A farmer picking tea in Meru. PHOTO/COURTESY
By ABDULHAKIM SHERMAN
Tea farmers from different parts of the country want the system for electing directors of the Kenya Tea Development Agency (KTDA) changed saying it discriminates some parts of the country.
Mr David Shigoli from Kakamega County said the current system of electing KTDA directors is lopsided as it favours areas with more tea factories.
“We want this system changed so as it can stop giving incumbent KTDA directors an advantage,” he said.
More than 600,000 tea farmers participated in the polls to elect new directors for the 54 Tea factories managed by KTDA Management Services Limited. In 37 electoral areas, candidates went in unopposed.
The annual elections were conducted in 106 electoral areas of the 53 tea factory companies, with shareholders of each factory required to elect two of six directors who are on rotation.
The tea farmers elect one-third of factory company directors on rotation and the candidates are subject to the nomination process according to Company Act 2015.
The annual poll is part of the factory corporate governance process that requires shareholders to elect representatives to their boards.
Kenya Tea Development Agency CEO Lerionka Tiampati. PHOTO/COURTESY
The elections are held prior to the factory AGMs scheduled to start on November 8.
The AGMs are being held earlier than the traditional date of January in line with new guidelines of the Companies Act 2015 which require a company to hold its AGM within six months of the end of their financial year.
Mr Shigoli who said he was speaking on behalf of hundreds of tea farmers in Kakamega County said a report by the Taskforce Report on Tea Industry appointed by President Uhuru Kenyatta in 2016 had made far-reaching recommendations that had not been implemented.

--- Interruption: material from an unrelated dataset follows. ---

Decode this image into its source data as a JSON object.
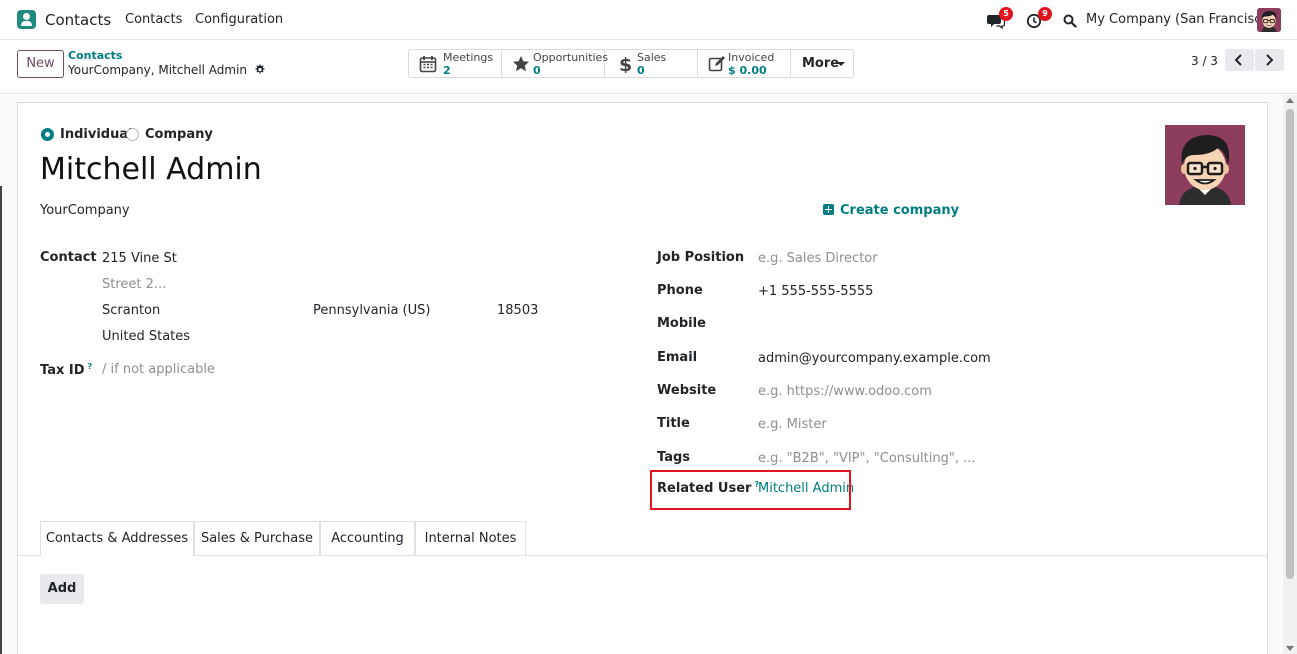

He said among the taskforce proposals was the restructuring of the KTDA and review of its contracts with farmers; reduction of levies and the establishment of a regulator for the industry, years after a similar body was scrapped.
The task force’s report also recommended the review of governance of the small-scale tea subsector, particularly in terms of employees of KTDA (MS) and directors of KTDA Holdings being board members of tea factories which are independent.
“The thorny issues raised in the report was lack of competitive bidding in the appointment of management agents for over 50 tea factories owned by about 600,000 small-scale farmers across the country,” he said.
Mr Shigoli said there will be no transparency in the management KTDA affairs until the system of electing KTDA directors is changed.
KTDA chairman Peter Tirus Kanyago
Tea farmers on Tuesday elect directors for the factories managed by KTDA Management Services Ltd around the country.
The tea sector, which has been facing headwinds, gave tea farmers, who are the factory shareholders, a chance to elect one-third of KTDA directors since they are supposed to retire on rotation every year.
The KTDA-managed tea factory company directors elections are held every three years where a director who has been in office for that period seeks a fresh mandate from the electorate.
In Muranga, during the elections held on November 6, Kiru Tea Factory chairman Stephen Maina Githiga retained the position against Wagana Maigua by garnering 23,023 shares against 6,274.
Farmers also elected Francis Chege Kimari, a former chief executive of Stancom Tobacco Company in Thika, who beat Edward Ngumo. Samuel Kiige of Gatunguru Tea Factory emerged the victor to represent Kihoya electoral area by garnering 16,381 to his rival Charles Mwangi who garnered 13,361 votes.
Mr Mwangi takes over from the longtime director Samuel Muchunu who did not defend his seat. All other directors from the Murang’a factories of Kanyenyaini, and Gatunguru were re-elected.
In Kisii, Kiamokama shareholders sent two of their directors home while Nyamache and Ogembo re-elected their directors. Gianchore’s chairman Eucabeth Ogwaro was re-elected after garnering 19,369 votes against her rivals Thomas Ochaba’s 7,475 and John Moriasi’s 6,089 votes. Joseph Bogonko,, representing Ngenyi electoral area also retained his position of director.
Kebirigo Tea Factory shareholders sent home director Job Ondari who garnered 7,924 votes against his challenger’s 9,427 votes. Charles Ongera comes in as a new director of the Factory.
While traditional news reporting is losing its relevance, serious investigation now requires more than basic journalistic skills. To do this we require a lot of resources.
You can either BECOME A SPONSOR or MAKE A CONTRIBUTION
Nelson Mandela once said: “A critical, independent, and investigative press is the lifeblood of any democracy. The press must be free from state interference. It must have the economic strength to stand up to the blandishments of government officials. It must have sufficient independence from vested interests to be bold and inquiring without fear or favor. It must enjoy the protection of the constitution, so that it can protect our rights as citizens.”
If you like our journalism support us to continue bringing you groundbreaking and agenda setting stories.